Photo Credit: Jordan Strauss /AP
Writer and director Barry Jenkins has announced his next film project!
To follow-up his Oscar winning film, "Moonlight", Jenkins is now set to adapt James Baldwin's 1974 novel "If Beale Street Could Talk" for the screen. In the fiction book, Baldwin tells the story of a young Harlem couple named Fonny and Tish, whose love is tested when Fonny is set up by a racist police officer and falsely accused of raping a woman; Tish then tries to prove her fiancé's innocence while carrying their first child.

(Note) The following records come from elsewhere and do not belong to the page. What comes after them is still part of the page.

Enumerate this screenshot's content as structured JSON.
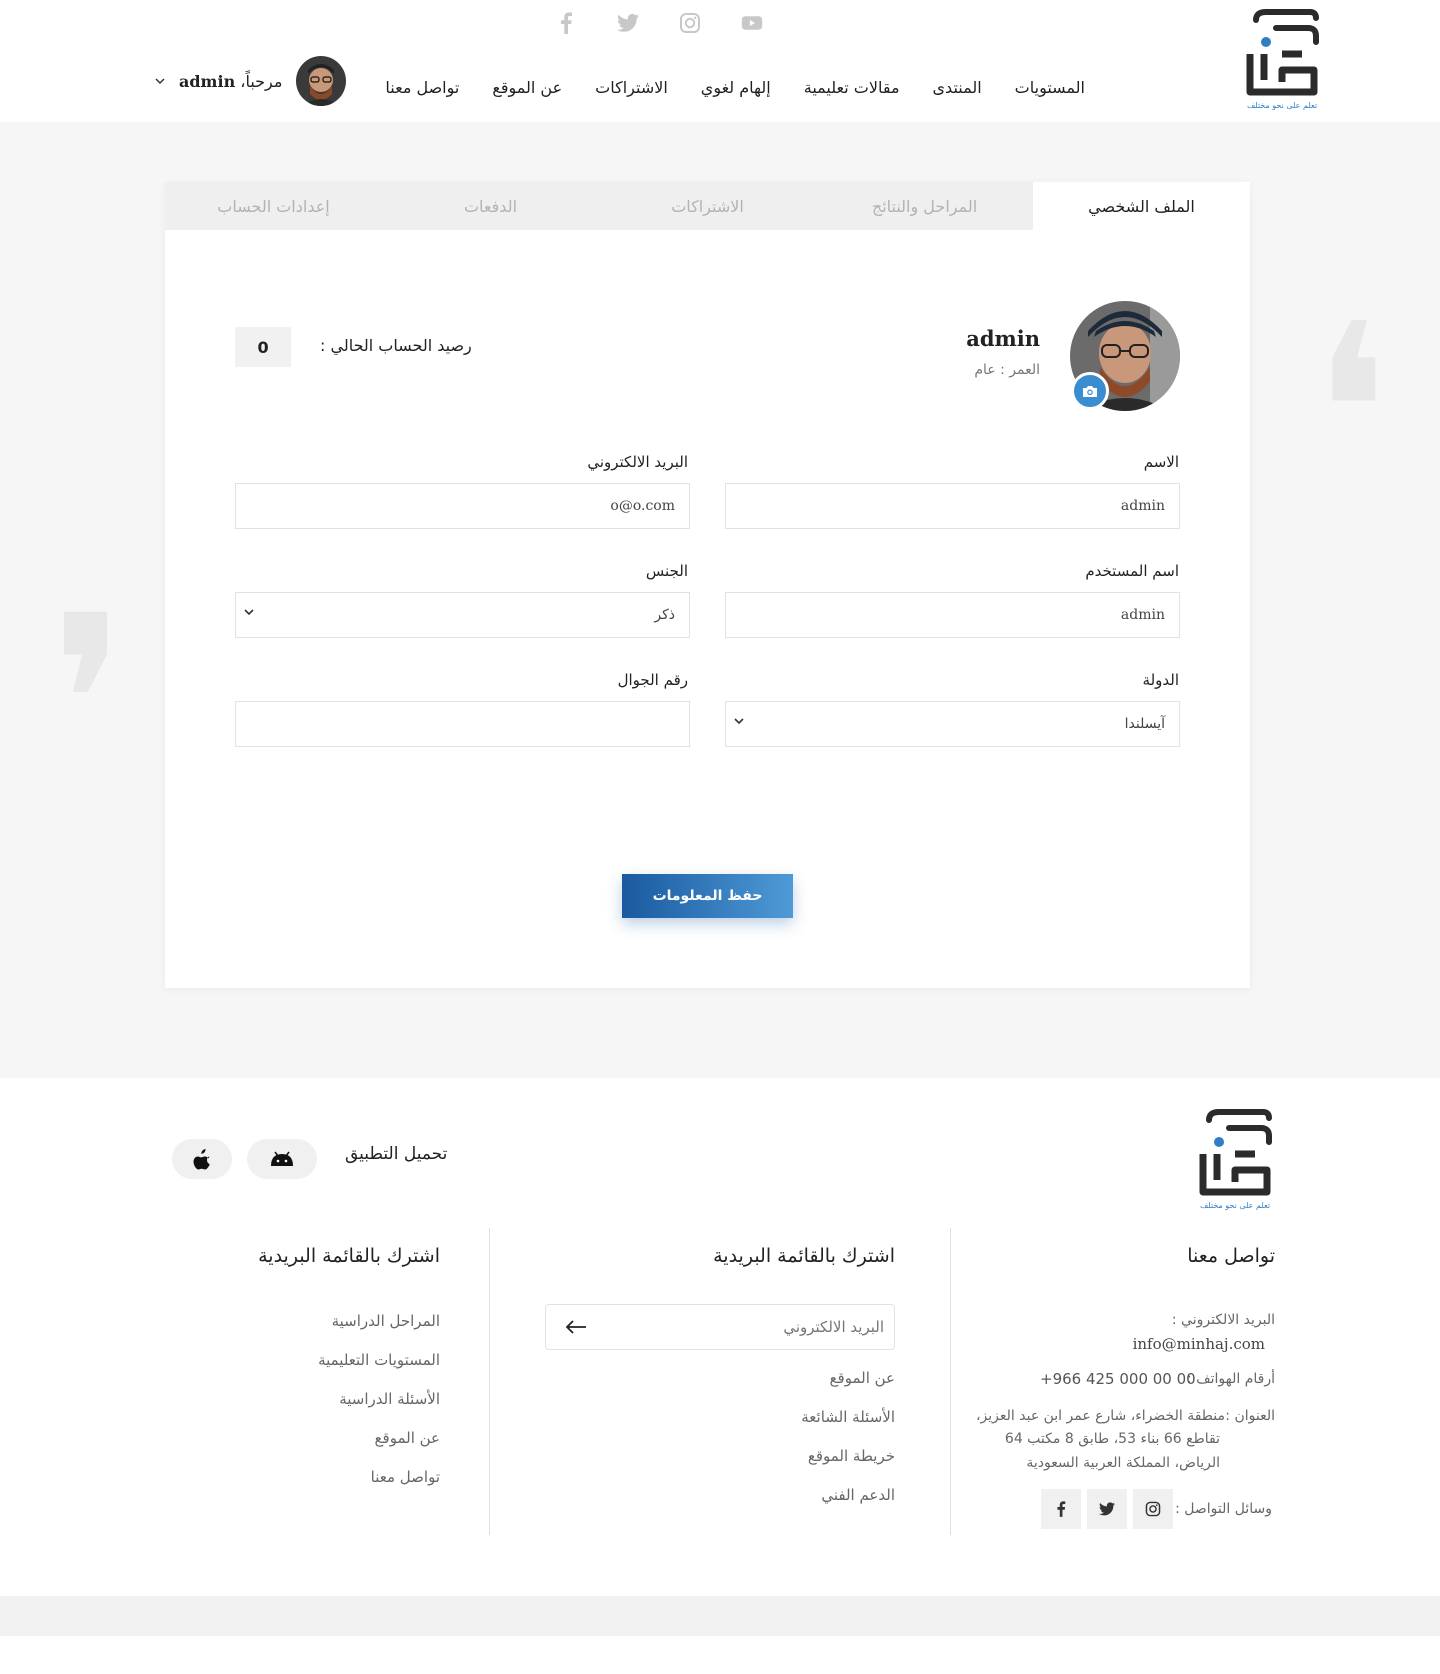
{
  "header": {
    "nav": [
      "المستويات",
      "المنتدى",
      "مقالات تعليمية",
      "إلهام لغوي",
      "الاشتراكات",
      "عن الموقع",
      "تواصل معنا"
    ],
    "welcome_prefix": "مرحباً،",
    "user_name": "admin",
    "logo_tagline": "تعلم على نحو مختلف"
  },
  "tabs": [
    "الملف الشخصي",
    "المراحل والنتائج",
    "الاشتراكات",
    "الدفعات",
    "إعدادات الحساب"
  ],
  "profile": {
    "name": "admin",
    "age_label": "العمر : عام",
    "balance_label": "رصيد الحساب الحالي :",
    "balance_value": "0"
  },
  "form": {
    "name_label": "الاسم",
    "name_value": "admin",
    "email_label": "البريد الالكتروني",
    "email_value": "o@o.com",
    "username_label": "اسم المستخدم",
    "username_value": "admin",
    "gender_label": "الجنس",
    "gender_value": "ذكر",
    "country_label": "الدولة",
    "country_value": "آيسلندا",
    "phone_label": "رقم الجوال",
    "phone_value": "",
    "save_label": "حفظ المعلومات"
  },
  "footer": {
    "app_label": "تحميل التطبيق",
    "contact_title": "تواصل معنا",
    "email_label": "البريد الالكتروني :",
    "email_value": "info@minhaj.com",
    "phones_label": "أرقام الهواتف :",
    "phones_value": "+966 425 000 00 00",
    "address_label": "العنوان :",
    "address_line1": "منطقة الخضراء، شارع عمر ابن عبد العزيز،",
    "address_line2": "تقاطع 66 بناء 53، طابق 8 مكتب 64",
    "address_line3": "الرياض، المملكة العربية السعودية",
    "social_label": "وسائل التواصل :",
    "newsletter_title": "اشترك بالقائمة البريدية",
    "newsletter_placeholder": "البريد الالكتروني",
    "middle_links": [
      "عن الموقع",
      "الأسئلة الشائعة",
      "خريطة الموقع",
      "الدعم الفني"
    ],
    "left_title": "اشترك بالقائمة البريدية",
    "left_links": [
      "المراحل الدراسية",
      "المستويات التعليمية",
      "الأسئلة الدراسية",
      "عن الموقع",
      "تواصل معنا"
    ]
  },
  "icons": {
    "top_social": [
      "facebook-icon",
      "twitter-icon",
      "instagram-icon",
      "youtube-icon"
    ],
    "footer_social": [
      "instagram-icon",
      "twitter-icon",
      "facebook-icon"
    ],
    "app_stores": [
      "android-icon",
      "apple-icon"
    ]
  },
  "colors": {
    "accent": "#2f7fc4",
    "logo": "#2b2b2b",
    "button_start": "#1a5aa0",
    "button_end": "#4e9ad6"
  }
}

Jenkins, who wrote the screenplay during the same summer (in 2013) that he wrote "Moonlight", told Esquire earlier this year: "Beale Street I wrote in Berlin. Moonlight I wrote in Belgium. I wrote it without the rights because again, in some ways, it was a reaction to putting so much energy in the commercial company. No matter how much you convince yourself, that kind of work purely about making money. I said, 'Well, I'm going to just do exactly what I want to do. I love this book. I love this play. I'm going to write those things, and I'll... figure it out after. Yeah, I mean, here it is three years later. I still don't have the rights to the book, as I shouldn't. Mr. Baldwin's only been adapted once. This would only be the second time. It's a big deal. It's a big responsibility. But because of the success of Moonlight in the marketplace, the estate has seen the film. And I think in that film they can see my intentions with Beale Street, so it's on the horizon. I don't have the rights, but it's on the horizon'."
Talk about the power of words. Now, the project is really happening! Production is set to start in October.
"We are delighted to entrust Barry Jenkins with this adaptation," said Baldwin’s sister, Gloria Karefa-Smart. "Barry is a sublimely conscious and gifted filmmaker, whose ‘Medicine for Melancholy’ impressed us so greatly that we had to work with him."
Congratulations, Mr. Jenkins! Thank you for being an inspiration and showing us all what can happen when we prepare for opportunity, instead of waiting for it.